ASSIGNED TASK: The answer must be a single number, namely how many lines in the entries below contain the string "request".
┄┄┄┄┄┄
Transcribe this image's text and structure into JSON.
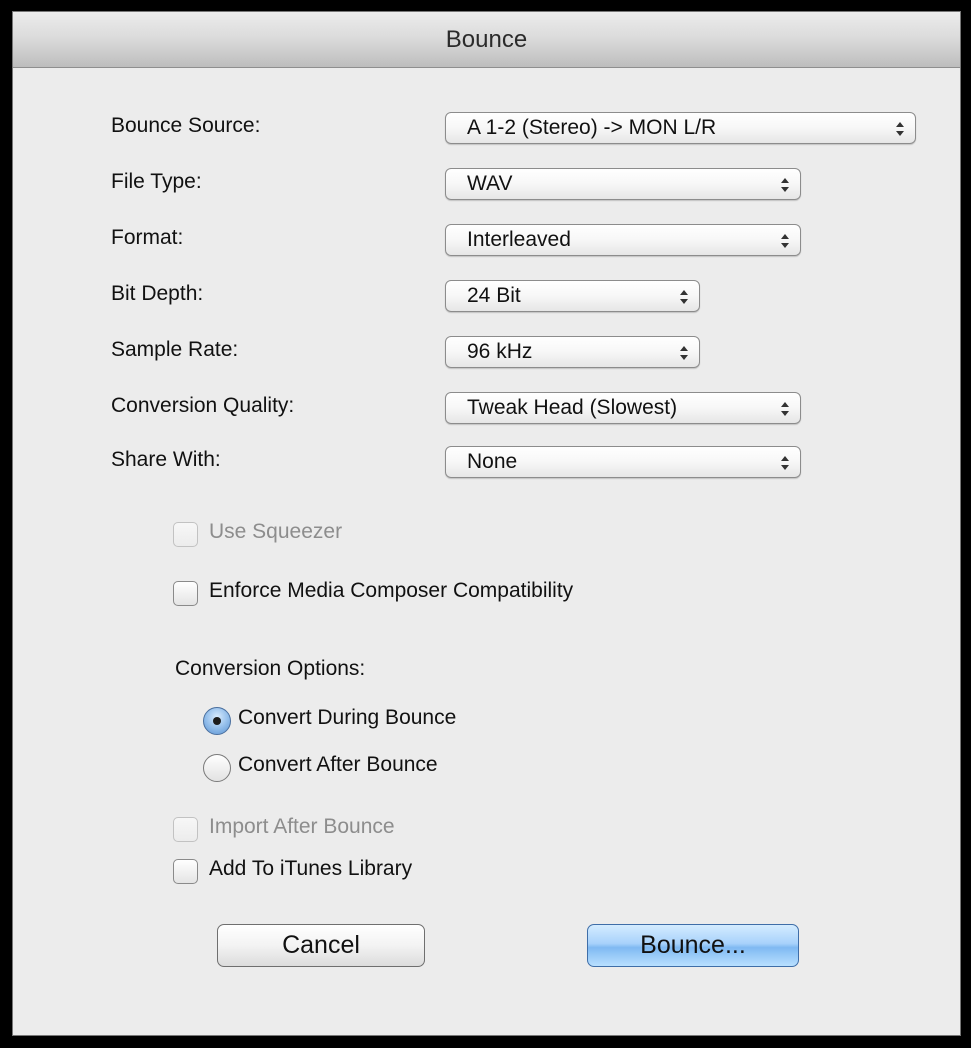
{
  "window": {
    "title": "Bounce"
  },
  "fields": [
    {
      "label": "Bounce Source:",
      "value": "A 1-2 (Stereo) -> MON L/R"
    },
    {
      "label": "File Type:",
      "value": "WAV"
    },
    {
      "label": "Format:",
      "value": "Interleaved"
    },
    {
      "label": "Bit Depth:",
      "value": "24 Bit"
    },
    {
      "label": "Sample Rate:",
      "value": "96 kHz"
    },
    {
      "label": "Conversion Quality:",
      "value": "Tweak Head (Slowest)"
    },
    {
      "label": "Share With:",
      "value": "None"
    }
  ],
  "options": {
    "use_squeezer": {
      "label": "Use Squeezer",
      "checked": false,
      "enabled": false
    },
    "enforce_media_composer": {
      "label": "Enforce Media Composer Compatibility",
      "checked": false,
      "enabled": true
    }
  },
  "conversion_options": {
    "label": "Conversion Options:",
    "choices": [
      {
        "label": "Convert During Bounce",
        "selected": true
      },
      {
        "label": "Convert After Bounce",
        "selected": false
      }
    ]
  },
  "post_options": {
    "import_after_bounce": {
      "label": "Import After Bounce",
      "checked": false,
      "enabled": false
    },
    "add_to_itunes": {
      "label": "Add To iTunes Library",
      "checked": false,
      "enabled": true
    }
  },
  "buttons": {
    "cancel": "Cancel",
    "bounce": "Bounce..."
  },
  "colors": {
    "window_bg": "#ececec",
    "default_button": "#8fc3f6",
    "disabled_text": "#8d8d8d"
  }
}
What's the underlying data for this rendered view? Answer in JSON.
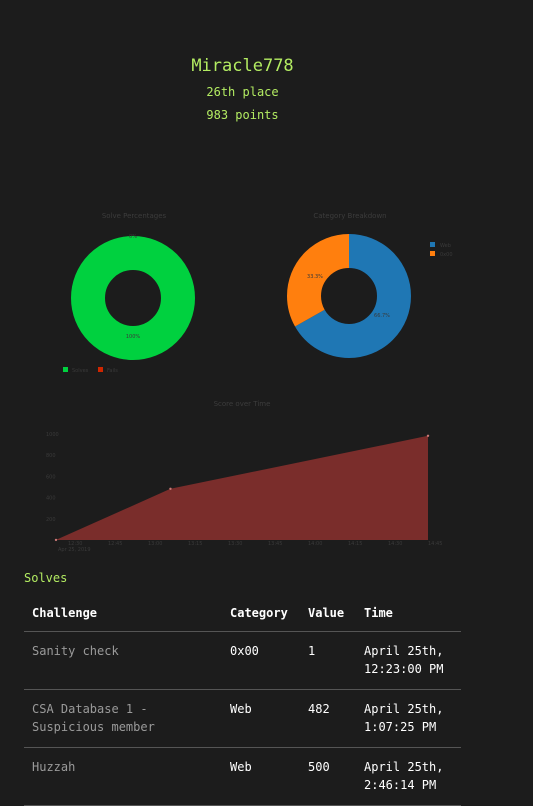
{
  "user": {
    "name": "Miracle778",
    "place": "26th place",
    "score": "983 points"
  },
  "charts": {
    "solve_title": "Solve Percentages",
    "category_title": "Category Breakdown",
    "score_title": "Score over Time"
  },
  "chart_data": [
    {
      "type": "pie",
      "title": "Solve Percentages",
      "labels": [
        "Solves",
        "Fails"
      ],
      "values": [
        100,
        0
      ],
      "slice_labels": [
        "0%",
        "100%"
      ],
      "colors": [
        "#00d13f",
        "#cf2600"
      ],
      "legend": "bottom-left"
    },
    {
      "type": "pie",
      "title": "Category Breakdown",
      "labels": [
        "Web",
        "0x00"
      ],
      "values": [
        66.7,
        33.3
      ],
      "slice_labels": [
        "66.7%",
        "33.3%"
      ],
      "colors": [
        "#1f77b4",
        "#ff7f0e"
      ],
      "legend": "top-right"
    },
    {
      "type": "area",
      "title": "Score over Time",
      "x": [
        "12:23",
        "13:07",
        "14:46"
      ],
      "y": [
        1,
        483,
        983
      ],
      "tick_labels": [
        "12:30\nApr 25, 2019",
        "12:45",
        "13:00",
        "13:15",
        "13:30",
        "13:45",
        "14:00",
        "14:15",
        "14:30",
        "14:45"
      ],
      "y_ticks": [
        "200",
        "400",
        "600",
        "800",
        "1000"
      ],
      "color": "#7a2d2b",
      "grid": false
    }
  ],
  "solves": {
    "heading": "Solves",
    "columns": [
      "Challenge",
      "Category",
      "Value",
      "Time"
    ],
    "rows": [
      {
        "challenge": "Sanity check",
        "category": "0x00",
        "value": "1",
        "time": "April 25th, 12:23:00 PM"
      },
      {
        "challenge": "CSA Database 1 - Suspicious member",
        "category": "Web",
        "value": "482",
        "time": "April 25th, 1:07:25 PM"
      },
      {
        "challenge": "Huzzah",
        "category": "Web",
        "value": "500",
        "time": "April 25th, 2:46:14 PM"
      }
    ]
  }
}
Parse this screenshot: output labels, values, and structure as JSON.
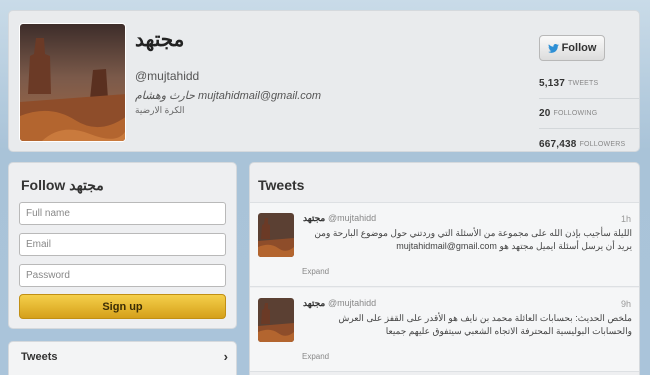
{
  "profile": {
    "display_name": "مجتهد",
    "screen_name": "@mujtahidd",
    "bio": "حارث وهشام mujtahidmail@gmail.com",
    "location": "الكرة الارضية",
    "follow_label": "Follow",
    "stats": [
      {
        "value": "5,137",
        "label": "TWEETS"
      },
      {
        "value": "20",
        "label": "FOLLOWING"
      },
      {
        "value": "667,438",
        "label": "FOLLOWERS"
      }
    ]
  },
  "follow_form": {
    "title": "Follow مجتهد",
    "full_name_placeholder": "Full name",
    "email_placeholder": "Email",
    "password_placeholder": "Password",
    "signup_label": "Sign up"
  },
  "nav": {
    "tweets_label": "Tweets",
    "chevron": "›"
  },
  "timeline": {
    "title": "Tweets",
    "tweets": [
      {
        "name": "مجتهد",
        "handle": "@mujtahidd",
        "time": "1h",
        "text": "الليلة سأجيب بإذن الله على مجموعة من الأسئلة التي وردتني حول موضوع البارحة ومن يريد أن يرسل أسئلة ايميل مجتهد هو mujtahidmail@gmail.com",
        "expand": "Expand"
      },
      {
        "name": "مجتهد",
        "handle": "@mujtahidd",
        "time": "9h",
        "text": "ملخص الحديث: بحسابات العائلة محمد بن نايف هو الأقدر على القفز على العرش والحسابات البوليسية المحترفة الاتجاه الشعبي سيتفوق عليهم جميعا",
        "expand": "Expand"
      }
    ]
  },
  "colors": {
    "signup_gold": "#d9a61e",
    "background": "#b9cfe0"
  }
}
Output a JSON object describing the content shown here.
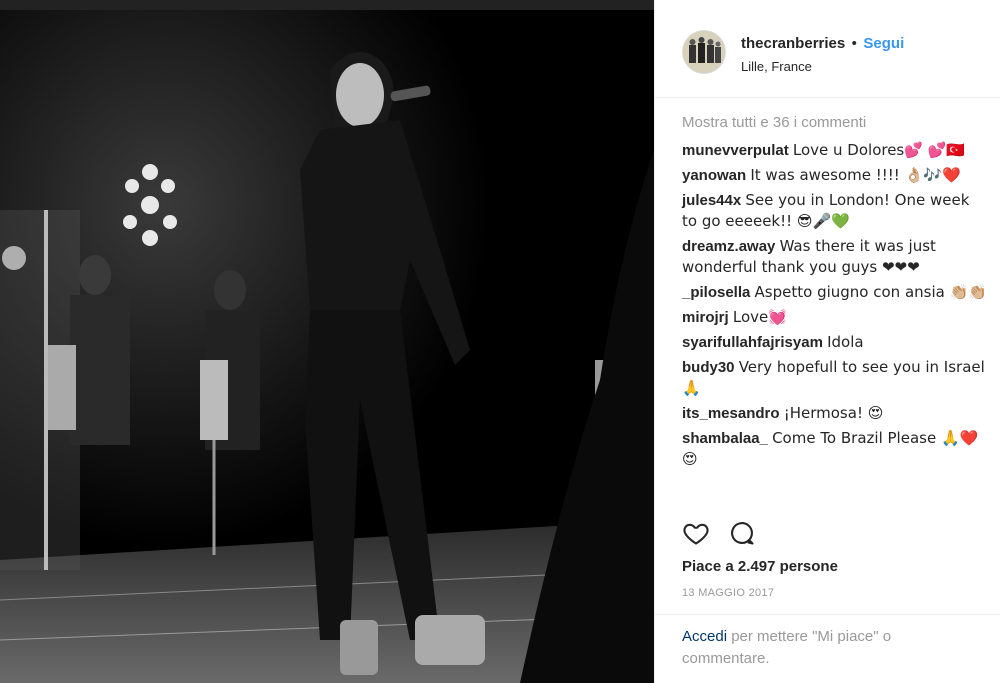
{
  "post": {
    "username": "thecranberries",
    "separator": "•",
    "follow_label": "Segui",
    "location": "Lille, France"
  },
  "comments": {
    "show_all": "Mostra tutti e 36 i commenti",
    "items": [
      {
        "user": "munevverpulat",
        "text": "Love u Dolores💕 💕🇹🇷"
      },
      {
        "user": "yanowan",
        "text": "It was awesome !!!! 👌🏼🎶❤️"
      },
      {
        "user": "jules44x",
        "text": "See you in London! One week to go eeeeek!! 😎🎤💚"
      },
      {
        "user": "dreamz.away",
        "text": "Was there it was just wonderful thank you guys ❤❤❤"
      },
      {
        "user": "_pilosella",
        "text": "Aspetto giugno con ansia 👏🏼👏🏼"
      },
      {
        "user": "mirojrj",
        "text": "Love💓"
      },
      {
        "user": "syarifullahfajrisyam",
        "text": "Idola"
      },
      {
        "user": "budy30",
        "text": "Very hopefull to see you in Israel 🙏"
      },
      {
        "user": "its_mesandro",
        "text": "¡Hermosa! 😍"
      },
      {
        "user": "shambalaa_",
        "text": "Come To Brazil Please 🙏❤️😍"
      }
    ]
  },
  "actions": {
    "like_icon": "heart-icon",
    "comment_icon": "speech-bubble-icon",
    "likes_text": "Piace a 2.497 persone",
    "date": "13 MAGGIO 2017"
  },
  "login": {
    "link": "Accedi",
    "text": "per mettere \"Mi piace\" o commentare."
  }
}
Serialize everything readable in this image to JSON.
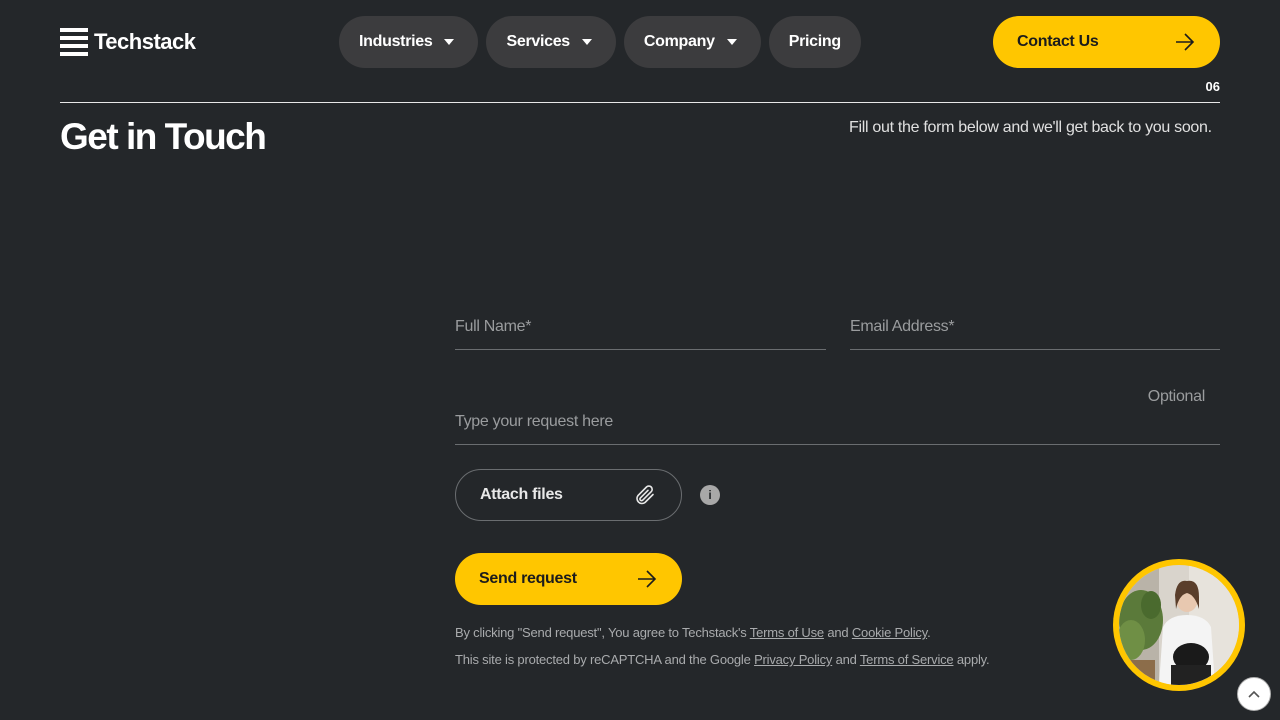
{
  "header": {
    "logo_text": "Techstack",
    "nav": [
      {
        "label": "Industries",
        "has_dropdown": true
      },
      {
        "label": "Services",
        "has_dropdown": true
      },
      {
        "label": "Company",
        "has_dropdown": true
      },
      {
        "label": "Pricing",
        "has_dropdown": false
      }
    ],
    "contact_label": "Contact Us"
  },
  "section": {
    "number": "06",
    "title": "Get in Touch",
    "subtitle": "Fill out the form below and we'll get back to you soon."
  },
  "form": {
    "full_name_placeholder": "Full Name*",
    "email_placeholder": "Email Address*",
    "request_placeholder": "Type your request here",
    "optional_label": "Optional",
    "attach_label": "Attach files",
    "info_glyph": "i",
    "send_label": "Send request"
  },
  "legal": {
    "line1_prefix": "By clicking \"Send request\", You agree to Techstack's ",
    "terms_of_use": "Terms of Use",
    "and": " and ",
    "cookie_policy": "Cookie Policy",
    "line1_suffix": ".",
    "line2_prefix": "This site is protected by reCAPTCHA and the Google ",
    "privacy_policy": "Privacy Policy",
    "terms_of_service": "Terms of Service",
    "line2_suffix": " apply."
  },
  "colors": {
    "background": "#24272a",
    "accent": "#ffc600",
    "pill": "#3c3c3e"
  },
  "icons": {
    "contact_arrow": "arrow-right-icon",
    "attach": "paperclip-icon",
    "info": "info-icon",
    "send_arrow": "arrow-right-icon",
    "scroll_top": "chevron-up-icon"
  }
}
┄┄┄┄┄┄
ANSWER TO THIS EXERCISE: 3